This article shows you how to capture an Azure virtual machine running Windows so you can use it like a template to create other virtual machines. This template includes the OS disk and any data disks attached the virtual machine. It doesn't include networking configuration, so you'll need to configure that when you create the other virtual machines that use the template.
Azure treats this template as an image and stores it under My Images. This is also where any images you've uploaded are stored. For more information about images, see About Virtual Machine Images in Azure.
These steps assume that you've already created an Azure virtual machine and configured the operating system, including attaching any data disks. If you haven't done this yet, see these instructions:
Connect to the virtual machine by clicking Connect on the command bar. For details, see How to Log on to a Virtual Machine Running Windows Server.

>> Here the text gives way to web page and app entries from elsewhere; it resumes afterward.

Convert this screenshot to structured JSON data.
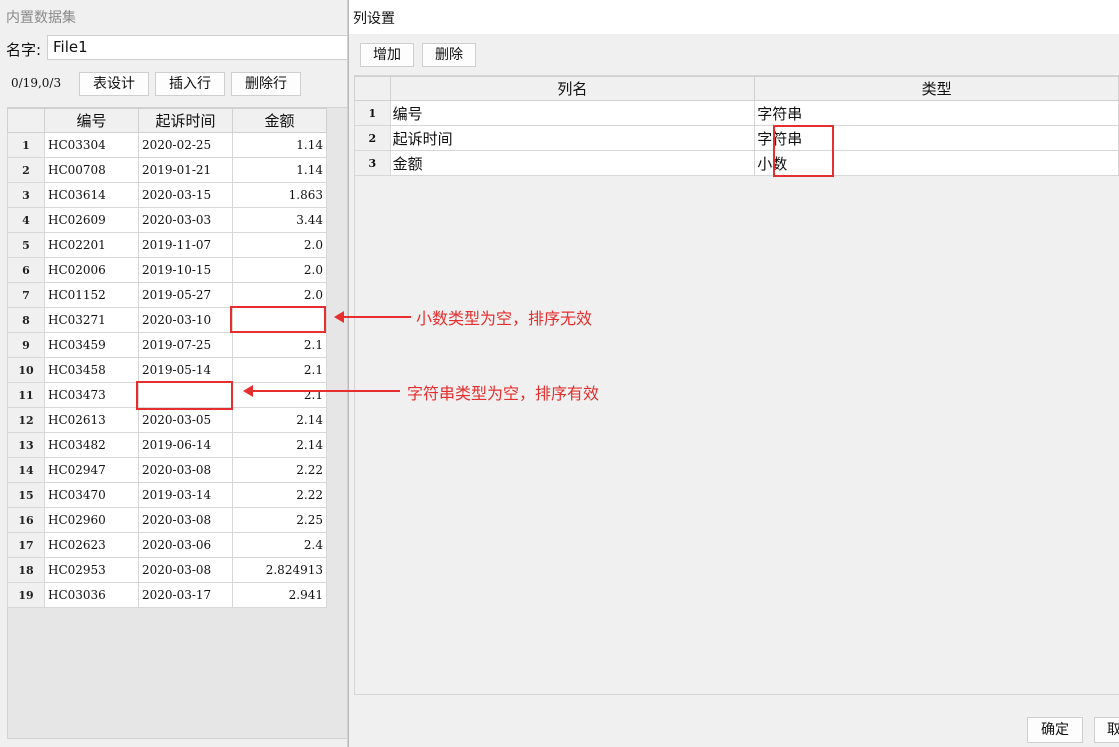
{
  "left_window": {
    "title": "内置数据集",
    "name_label": "名字:",
    "name_value": "File1",
    "row_counter": "0/19,0/3",
    "buttons": {
      "table_design": "表设计",
      "insert_row": "插入行",
      "delete_row": "删除行"
    },
    "table": {
      "headers": [
        "编号",
        "起诉时间",
        "金额"
      ],
      "rows": [
        {
          "n": "1",
          "id": "HC03304",
          "date": "2020-02-25",
          "amount": "1.14"
        },
        {
          "n": "2",
          "id": "HC00708",
          "date": "2019-01-21",
          "amount": "1.14"
        },
        {
          "n": "3",
          "id": "HC03614",
          "date": "2020-03-15",
          "amount": "1.863"
        },
        {
          "n": "4",
          "id": "HC02609",
          "date": "2020-03-03",
          "amount": "3.44"
        },
        {
          "n": "5",
          "id": "HC02201",
          "date": "2019-11-07",
          "amount": "2.0"
        },
        {
          "n": "6",
          "id": "HC02006",
          "date": "2019-10-15",
          "amount": "2.0"
        },
        {
          "n": "7",
          "id": "HC01152",
          "date": "2019-05-27",
          "amount": "2.0"
        },
        {
          "n": "8",
          "id": "HC03271",
          "date": "2020-03-10",
          "amount": ""
        },
        {
          "n": "9",
          "id": "HC03459",
          "date": "2019-07-25",
          "amount": "2.1"
        },
        {
          "n": "10",
          "id": "HC03458",
          "date": "2019-05-14",
          "amount": "2.1"
        },
        {
          "n": "11",
          "id": "HC03473",
          "date": "",
          "amount": "2.1"
        },
        {
          "n": "12",
          "id": "HC02613",
          "date": "2020-03-05",
          "amount": "2.14"
        },
        {
          "n": "13",
          "id": "HC03482",
          "date": "2019-06-14",
          "amount": "2.14"
        },
        {
          "n": "14",
          "id": "HC02947",
          "date": "2020-03-08",
          "amount": "2.22"
        },
        {
          "n": "15",
          "id": "HC03470",
          "date": "2019-03-14",
          "amount": "2.22"
        },
        {
          "n": "16",
          "id": "HC02960",
          "date": "2020-03-08",
          "amount": "2.25"
        },
        {
          "n": "17",
          "id": "HC02623",
          "date": "2020-03-06",
          "amount": "2.4"
        },
        {
          "n": "18",
          "id": "HC02953",
          "date": "2020-03-08",
          "amount": "2.824913"
        },
        {
          "n": "19",
          "id": "HC03036",
          "date": "2020-03-17",
          "amount": "2.941"
        }
      ]
    }
  },
  "dialog": {
    "title": "列设置",
    "buttons": {
      "add": "增加",
      "delete": "删除",
      "ok": "确定",
      "cancel": "取"
    },
    "table": {
      "headers": [
        "列名",
        "类型"
      ],
      "rows": [
        {
          "n": "1",
          "name": "编号",
          "type": "字符串"
        },
        {
          "n": "2",
          "name": "起诉时间",
          "type": "字符串"
        },
        {
          "n": "3",
          "name": "金额",
          "type": "小数"
        }
      ]
    }
  },
  "annotations": {
    "note_decimal_empty": "小数类型为空，排序无效",
    "note_string_empty": "字符串类型为空，排序有效",
    "color": "#e62e2e"
  }
}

Open a Command Prompt window as an administrator.
Change the directory to
%windir%\system32\sysprep, and then run sysprep.exe.
The System Preparation Tool dialog box appears. Do the following:

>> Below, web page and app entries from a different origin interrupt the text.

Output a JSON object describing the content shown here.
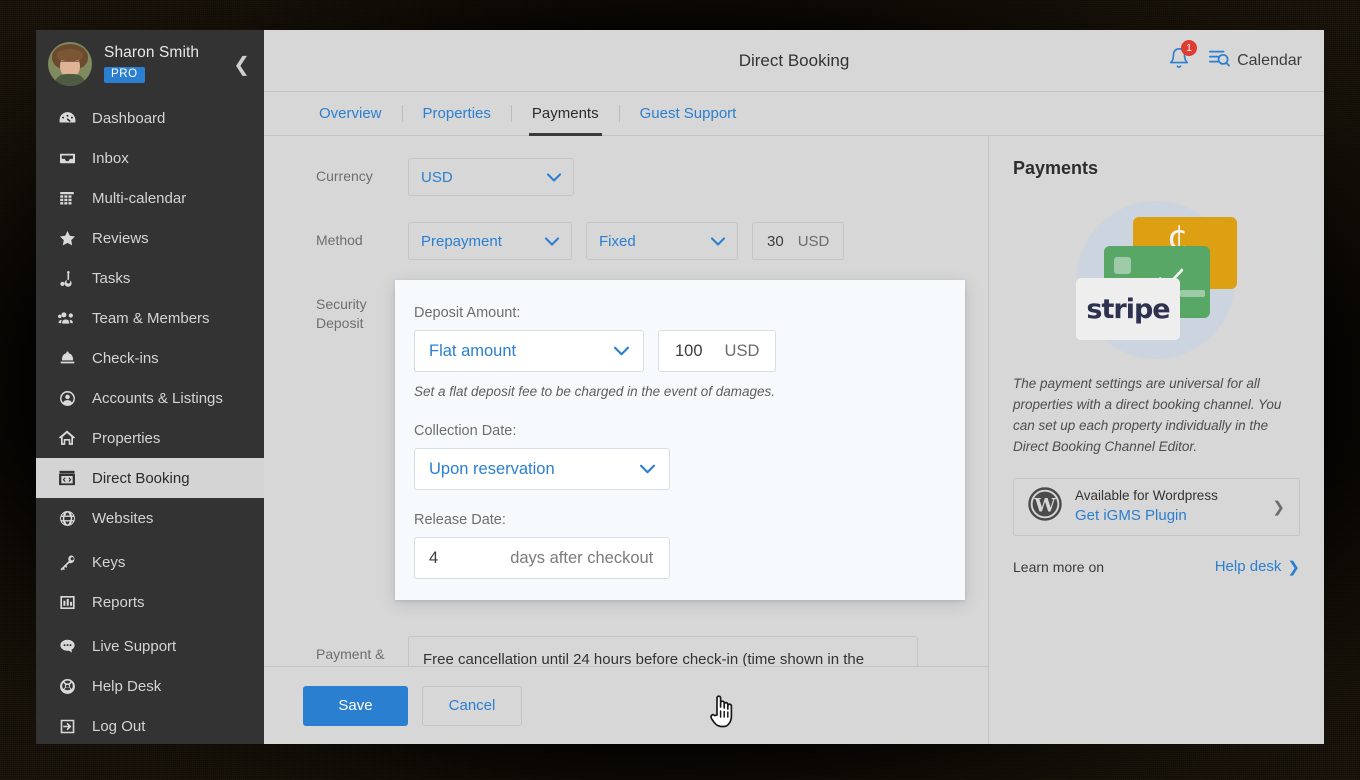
{
  "sidebar": {
    "user": {
      "name": "Sharon Smith",
      "badge": "PRO",
      "avatar_icon": "user-avatar"
    },
    "collapse_icon": "chevron-left-icon",
    "items": [
      {
        "label": "Dashboard",
        "icon": "dashboard-icon",
        "active": false
      },
      {
        "label": "Inbox",
        "icon": "inbox-icon",
        "active": false
      },
      {
        "label": "Multi-calendar",
        "icon": "calendar-icon",
        "active": false
      },
      {
        "label": "Reviews",
        "icon": "star-icon",
        "active": false
      },
      {
        "label": "Tasks",
        "icon": "tasks-icon",
        "active": false
      },
      {
        "label": "Team & Members",
        "icon": "users-icon",
        "active": false
      },
      {
        "label": "Check-ins",
        "icon": "bell-desk-icon",
        "active": false
      },
      {
        "label": "Accounts & Listings",
        "icon": "account-circle-icon",
        "active": false
      },
      {
        "label": "Properties",
        "icon": "home-icon",
        "active": false
      },
      {
        "label": "Direct Booking",
        "icon": "code-window-icon",
        "active": true
      },
      {
        "label": "Websites",
        "icon": "globe-icon",
        "active": false
      },
      {
        "label": "Keys",
        "icon": "key-icon",
        "active": false
      },
      {
        "label": "Reports",
        "icon": "bar-chart-icon",
        "active": false
      },
      {
        "label": "Live Support",
        "icon": "chat-bubble-icon",
        "active": false
      },
      {
        "label": "Help Desk",
        "icon": "lifebuoy-icon",
        "active": false
      },
      {
        "label": "Log Out",
        "icon": "logout-icon",
        "active": false
      }
    ]
  },
  "header": {
    "title": "Direct Booking",
    "notification_icon": "bell-icon",
    "notification_count": "1",
    "calendar_icon": "calendar-search-icon",
    "calendar_label": "Calendar"
  },
  "tabs": [
    {
      "label": "Overview",
      "active": false
    },
    {
      "label": "Properties",
      "active": false
    },
    {
      "label": "Payments",
      "active": true
    },
    {
      "label": "Guest Support",
      "active": false
    }
  ],
  "form": {
    "currency": {
      "label": "Currency",
      "value": "USD"
    },
    "method": {
      "label": "Method",
      "type_value": "Prepayment",
      "mode_value": "Fixed",
      "amount": "30",
      "currency": "USD"
    },
    "security_deposit": {
      "label": "Security Deposit"
    },
    "payment_cancellation": {
      "label": "Payment & cancellation",
      "value": "Free cancellation until 24 hours before check-in (time shown in the"
    }
  },
  "deposit_card": {
    "amount_label": "Deposit Amount:",
    "amount_type": "Flat amount",
    "amount_value": "100",
    "amount_currency": "USD",
    "hint": "Set a flat deposit fee to be charged in the event of damages.",
    "collection_label": "Collection Date:",
    "collection_value": "Upon reservation",
    "release_label": "Release Date:",
    "release_value": "4",
    "release_suffix": "days after checkout"
  },
  "actions": {
    "save": "Save",
    "cancel": "Cancel"
  },
  "info_panel": {
    "title": "Payments",
    "stripe_logo": "stripe",
    "description": "The payment settings are universal for all properties with a direct booking channel. You can set up each property individually in the Direct Booking Channel Editor.",
    "wordpress": {
      "icon": "wordpress-icon",
      "line1": "Available for Wordpress",
      "line2": "Get iGMS Plugin",
      "chevron": "chevron-right-icon"
    },
    "learn_more": "Learn more on",
    "help_desk": "Help desk",
    "help_desk_chevron": "chevron-right-icon"
  },
  "cursor": {
    "icon": "pointer-hand-cursor"
  },
  "colors": {
    "accent_blue": "#2b7fd0",
    "sidebar_bg": "#333333",
    "app_bg": "#d7d7d7",
    "card_bg": "#f7fafd",
    "badge_red": "#e03b2f",
    "stripe_navy": "#2e3150"
  }
}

Sysprep shuts down the virtual machine, which changes the status of the virtual machine in the Management Portal to Stopped.
Click Virtual Machines, and then select the virtual machine you want to capture.

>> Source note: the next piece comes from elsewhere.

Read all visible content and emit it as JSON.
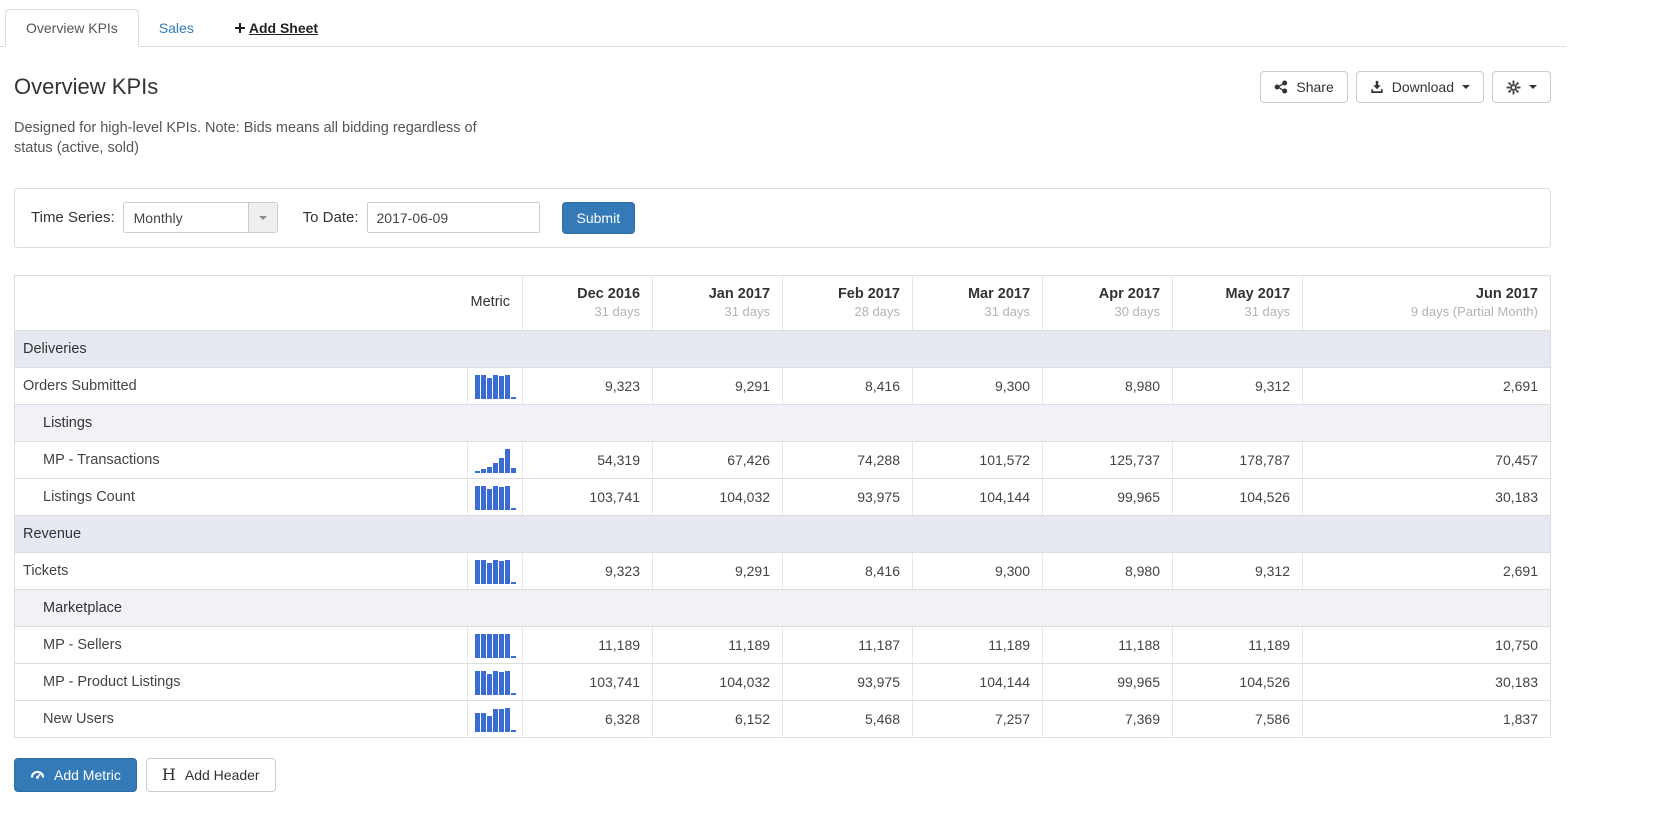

On the command bar, click Capture.
The Capture the Virtual Machine dialog box appears.
In Image Name, type a name for the new image.
Before you add a Windows Server image to your set of custom images, it must be generalized by running Sysprep as instructed in the previous steps. Click I have run Sysprep on the virtual machine to indicate that you have done this.
Click the check mark to capture the image.
NOTE: When you capture an image of a generalized virtual machine, the virtual machine is deleted.
The new image is now available under Images.
The image is ready to be used as a template to create virtual machines. To do this, you'll create a custom virtual machine by using the From Gallery method and select the image you just created. For instructions, see How to Create a Custom Virtual Machine.